The California Labor Commissioner’s Office secured $1.7 million in assets from the owners of a Bay Area restaurant chain, Mango Garden, to pay 56 workers who were victims of “wage theft.” The restaurants were located in Fremont, San Jose, and San Mateo.
“Wage theft” generally means California Labor Code violations involving payment of wages to workers, and combatting wage theft is a top priority for the Labor Commissioner’s office.
In late 2015, the Labor Commissioner’s Office launched an investigation as part of a joint-enforcement effort with the Alameda County District Attorney’s Office. Multiple violations were found, including:
• Employees worked 10 or more hours a day while being paid less than the minimum wage
• Employees did not receive the required meal and rest breaks
• Employees were not paid overtime pay or split shift premiums
• The workers were paid in cash with the employer keeping 15 percent, telling the workers the deduction went toward taxes
As a result of the investigation, the Labor Commissioner’s Office issued wage and civil penalty citations totaling more than $1.8 million. Upon appeal, a hearing officer ruled the individual owners and operators of the business were individually and jointly liable because they caused or failed to prevent the violations. The penalty was also raised to over $2.1 million to reflect interest owed.
The money for the workers wasn’t so easy to get—the owners had gotten wind that some workers were going to file wage claims even before the investigation started. The owners fraudulently transferred the restaurant’s ownership and listed different management to avoid liability. The scheme did not work; the Alameda County District Attorney’s Office seized and is liquidating their assets to pay the wage theft victims.
Payments owed to the 56 workers range from $2,603 to $150,523, with an average of $37,246 awarded to each worker.
The Labor Commissioner’s Office conducts on-site inspections to investigate and enforce compliance with California labor laws, including wage and hour laws. Enforcement investigations typically include a payroll audit involving the prior three years of records in order to determine if there were any violations and calculate any wages and penalties owed.
CEA’s HR Directors are here to help you understand and comply with California wage and hour requirements.
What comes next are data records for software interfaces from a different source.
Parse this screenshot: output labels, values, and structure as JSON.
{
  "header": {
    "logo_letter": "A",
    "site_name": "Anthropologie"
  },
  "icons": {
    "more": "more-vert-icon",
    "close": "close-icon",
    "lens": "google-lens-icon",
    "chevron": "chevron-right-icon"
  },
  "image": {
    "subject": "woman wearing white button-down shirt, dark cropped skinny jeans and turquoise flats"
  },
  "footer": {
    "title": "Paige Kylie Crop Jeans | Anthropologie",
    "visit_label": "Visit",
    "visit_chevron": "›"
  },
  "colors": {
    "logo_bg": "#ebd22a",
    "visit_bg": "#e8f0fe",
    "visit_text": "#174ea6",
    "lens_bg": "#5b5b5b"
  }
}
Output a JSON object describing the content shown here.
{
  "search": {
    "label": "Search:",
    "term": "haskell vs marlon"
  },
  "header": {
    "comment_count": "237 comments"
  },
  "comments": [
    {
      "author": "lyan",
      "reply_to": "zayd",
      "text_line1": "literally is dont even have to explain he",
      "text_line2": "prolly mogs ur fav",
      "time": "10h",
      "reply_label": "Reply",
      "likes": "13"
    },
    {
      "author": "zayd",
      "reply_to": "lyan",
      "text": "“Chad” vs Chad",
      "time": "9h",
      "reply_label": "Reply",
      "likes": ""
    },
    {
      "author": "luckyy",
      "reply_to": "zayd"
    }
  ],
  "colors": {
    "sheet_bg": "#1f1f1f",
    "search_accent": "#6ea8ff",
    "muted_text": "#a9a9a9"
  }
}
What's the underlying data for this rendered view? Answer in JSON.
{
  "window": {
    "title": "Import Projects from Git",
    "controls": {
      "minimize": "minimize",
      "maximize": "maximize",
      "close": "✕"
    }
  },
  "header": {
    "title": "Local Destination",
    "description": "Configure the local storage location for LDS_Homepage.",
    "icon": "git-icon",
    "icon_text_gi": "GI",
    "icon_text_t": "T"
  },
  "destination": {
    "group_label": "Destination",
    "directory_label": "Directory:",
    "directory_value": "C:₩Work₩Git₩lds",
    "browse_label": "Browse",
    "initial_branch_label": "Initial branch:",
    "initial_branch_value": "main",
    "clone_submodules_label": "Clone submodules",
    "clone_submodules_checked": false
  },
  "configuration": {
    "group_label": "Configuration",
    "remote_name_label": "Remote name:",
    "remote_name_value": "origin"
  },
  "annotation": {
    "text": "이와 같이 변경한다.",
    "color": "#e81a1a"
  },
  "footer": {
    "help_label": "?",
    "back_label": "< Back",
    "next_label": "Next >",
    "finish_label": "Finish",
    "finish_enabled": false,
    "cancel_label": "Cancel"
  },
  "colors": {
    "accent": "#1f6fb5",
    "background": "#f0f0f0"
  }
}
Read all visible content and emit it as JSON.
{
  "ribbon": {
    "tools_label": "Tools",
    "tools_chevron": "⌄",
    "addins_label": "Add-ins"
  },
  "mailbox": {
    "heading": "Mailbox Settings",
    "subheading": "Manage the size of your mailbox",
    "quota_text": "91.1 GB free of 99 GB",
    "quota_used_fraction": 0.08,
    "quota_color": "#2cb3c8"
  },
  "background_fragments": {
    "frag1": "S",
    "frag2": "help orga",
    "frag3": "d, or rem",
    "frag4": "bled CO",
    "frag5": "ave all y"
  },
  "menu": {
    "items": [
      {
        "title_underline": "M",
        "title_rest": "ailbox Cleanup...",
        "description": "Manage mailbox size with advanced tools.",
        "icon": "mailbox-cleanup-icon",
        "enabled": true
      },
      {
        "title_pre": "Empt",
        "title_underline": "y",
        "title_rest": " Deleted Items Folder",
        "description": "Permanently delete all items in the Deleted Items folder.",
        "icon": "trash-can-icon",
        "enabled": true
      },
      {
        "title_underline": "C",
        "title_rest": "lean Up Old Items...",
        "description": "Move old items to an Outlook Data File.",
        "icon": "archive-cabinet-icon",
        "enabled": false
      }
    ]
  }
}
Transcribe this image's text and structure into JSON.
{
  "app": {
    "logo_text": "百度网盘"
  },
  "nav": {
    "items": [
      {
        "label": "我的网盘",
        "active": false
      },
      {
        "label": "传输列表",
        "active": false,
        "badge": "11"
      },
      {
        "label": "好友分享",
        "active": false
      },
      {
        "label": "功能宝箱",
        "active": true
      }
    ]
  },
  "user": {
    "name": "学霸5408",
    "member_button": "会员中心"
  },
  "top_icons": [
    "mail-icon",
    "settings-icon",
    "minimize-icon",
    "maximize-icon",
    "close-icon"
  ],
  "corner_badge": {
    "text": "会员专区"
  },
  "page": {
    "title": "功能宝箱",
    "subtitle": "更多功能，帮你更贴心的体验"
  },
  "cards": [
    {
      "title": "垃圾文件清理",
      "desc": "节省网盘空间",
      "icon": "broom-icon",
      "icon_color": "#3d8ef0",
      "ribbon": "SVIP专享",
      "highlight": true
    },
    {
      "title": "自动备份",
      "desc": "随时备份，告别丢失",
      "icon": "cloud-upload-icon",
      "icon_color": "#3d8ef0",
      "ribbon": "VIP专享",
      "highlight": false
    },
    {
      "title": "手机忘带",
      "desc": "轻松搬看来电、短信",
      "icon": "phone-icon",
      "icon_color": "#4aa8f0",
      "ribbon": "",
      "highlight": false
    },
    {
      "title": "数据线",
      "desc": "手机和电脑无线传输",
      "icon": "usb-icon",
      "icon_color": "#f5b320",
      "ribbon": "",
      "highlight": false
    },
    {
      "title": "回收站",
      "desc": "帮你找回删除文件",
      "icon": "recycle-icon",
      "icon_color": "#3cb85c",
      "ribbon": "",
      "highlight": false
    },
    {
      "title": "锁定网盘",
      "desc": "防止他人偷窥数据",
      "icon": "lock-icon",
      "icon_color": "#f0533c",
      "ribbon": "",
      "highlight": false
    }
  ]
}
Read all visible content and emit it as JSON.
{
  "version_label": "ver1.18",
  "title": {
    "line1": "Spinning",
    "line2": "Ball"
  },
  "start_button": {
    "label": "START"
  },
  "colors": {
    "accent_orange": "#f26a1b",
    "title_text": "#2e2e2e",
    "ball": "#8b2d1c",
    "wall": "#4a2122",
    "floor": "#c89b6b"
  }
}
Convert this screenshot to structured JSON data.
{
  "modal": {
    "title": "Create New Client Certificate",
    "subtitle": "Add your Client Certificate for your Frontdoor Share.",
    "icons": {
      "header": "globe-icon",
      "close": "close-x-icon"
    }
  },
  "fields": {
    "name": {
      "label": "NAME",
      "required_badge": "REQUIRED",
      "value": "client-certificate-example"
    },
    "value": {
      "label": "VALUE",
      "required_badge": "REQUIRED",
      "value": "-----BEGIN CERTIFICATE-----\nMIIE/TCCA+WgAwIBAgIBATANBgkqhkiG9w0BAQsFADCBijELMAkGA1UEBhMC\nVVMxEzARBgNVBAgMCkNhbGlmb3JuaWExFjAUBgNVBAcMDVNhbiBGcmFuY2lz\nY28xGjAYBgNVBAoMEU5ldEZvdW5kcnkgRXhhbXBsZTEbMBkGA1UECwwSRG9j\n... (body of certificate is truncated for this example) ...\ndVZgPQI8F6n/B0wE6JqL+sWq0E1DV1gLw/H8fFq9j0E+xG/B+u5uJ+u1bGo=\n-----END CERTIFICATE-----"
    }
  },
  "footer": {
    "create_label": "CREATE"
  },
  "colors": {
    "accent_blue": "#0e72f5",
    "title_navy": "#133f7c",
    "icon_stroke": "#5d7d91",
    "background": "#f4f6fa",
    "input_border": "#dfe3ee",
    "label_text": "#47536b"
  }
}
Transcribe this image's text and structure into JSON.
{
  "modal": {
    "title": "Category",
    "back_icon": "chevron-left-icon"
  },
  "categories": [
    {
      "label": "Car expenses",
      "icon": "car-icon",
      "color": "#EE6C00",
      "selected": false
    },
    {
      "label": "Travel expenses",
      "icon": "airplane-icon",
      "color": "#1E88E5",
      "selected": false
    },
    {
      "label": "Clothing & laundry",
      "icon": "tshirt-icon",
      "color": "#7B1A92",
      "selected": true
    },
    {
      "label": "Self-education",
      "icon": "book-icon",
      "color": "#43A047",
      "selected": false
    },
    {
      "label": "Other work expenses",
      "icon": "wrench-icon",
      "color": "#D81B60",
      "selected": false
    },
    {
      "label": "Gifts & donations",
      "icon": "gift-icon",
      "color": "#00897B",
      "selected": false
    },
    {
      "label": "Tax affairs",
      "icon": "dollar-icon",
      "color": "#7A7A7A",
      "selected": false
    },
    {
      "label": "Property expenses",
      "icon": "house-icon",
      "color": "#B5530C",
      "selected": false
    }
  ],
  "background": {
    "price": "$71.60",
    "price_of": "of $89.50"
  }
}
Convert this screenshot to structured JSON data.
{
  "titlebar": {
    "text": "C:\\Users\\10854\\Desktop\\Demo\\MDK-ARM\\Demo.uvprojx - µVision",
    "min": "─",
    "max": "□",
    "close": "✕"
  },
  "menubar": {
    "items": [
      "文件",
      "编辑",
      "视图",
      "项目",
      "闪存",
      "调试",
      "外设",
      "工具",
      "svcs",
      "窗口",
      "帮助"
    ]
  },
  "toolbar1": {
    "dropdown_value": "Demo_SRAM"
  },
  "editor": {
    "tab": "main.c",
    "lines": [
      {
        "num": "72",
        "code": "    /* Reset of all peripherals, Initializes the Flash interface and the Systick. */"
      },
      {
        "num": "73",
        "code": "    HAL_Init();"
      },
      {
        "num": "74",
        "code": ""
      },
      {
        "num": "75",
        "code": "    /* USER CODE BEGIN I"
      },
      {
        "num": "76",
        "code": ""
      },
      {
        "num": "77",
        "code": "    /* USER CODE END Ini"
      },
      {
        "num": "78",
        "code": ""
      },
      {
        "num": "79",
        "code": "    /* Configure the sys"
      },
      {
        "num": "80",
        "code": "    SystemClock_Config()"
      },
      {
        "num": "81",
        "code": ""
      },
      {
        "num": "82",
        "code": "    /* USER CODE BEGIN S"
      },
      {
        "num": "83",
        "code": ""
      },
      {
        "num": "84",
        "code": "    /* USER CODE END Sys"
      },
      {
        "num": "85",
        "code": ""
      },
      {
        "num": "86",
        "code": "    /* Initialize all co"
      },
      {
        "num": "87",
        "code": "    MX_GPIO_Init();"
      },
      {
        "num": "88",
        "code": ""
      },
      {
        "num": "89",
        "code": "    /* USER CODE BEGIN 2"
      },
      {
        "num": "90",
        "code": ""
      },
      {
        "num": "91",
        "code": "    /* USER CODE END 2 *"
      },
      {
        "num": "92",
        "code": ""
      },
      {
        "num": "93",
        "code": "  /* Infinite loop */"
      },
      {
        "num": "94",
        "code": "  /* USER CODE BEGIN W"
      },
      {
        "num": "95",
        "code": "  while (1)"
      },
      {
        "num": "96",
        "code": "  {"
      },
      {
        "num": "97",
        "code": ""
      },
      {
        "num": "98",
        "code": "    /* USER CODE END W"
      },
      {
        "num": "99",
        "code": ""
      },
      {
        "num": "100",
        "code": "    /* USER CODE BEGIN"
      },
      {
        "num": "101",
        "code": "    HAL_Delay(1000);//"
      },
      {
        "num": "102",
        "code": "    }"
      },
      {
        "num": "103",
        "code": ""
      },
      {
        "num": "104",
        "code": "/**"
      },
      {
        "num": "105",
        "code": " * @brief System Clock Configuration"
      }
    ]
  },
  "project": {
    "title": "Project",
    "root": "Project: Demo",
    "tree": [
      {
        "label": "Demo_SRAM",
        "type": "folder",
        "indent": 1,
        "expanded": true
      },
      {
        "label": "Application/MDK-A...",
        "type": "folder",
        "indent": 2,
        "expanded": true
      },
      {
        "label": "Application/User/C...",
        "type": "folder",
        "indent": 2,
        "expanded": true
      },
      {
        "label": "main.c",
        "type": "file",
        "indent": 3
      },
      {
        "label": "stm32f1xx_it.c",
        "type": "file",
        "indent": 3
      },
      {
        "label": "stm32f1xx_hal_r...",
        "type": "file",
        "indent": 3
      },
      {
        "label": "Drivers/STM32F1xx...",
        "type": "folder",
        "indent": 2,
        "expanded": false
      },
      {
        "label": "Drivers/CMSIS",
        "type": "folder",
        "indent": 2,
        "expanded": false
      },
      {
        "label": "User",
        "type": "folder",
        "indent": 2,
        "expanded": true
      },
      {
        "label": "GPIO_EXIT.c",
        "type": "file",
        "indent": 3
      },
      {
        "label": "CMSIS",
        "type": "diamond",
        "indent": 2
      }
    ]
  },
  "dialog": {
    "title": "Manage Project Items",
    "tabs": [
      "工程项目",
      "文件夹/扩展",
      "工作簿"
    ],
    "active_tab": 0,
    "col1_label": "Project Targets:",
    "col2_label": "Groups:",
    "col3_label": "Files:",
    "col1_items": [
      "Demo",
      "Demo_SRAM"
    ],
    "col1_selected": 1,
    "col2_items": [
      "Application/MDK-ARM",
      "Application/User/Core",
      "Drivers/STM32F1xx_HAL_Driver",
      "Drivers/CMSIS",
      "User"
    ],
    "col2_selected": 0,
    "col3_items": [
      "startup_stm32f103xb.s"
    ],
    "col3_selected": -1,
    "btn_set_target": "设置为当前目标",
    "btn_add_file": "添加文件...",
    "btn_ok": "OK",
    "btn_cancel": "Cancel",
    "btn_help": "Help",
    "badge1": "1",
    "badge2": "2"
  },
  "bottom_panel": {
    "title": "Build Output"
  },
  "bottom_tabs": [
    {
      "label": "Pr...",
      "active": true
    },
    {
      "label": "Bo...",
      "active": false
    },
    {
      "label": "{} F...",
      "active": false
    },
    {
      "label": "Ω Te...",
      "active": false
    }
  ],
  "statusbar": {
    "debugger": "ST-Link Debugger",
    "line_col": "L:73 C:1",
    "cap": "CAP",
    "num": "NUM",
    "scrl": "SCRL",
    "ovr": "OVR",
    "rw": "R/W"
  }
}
Have questions about your recordkeeping requirements? Review CEA’s Record Retention Fact Sheet.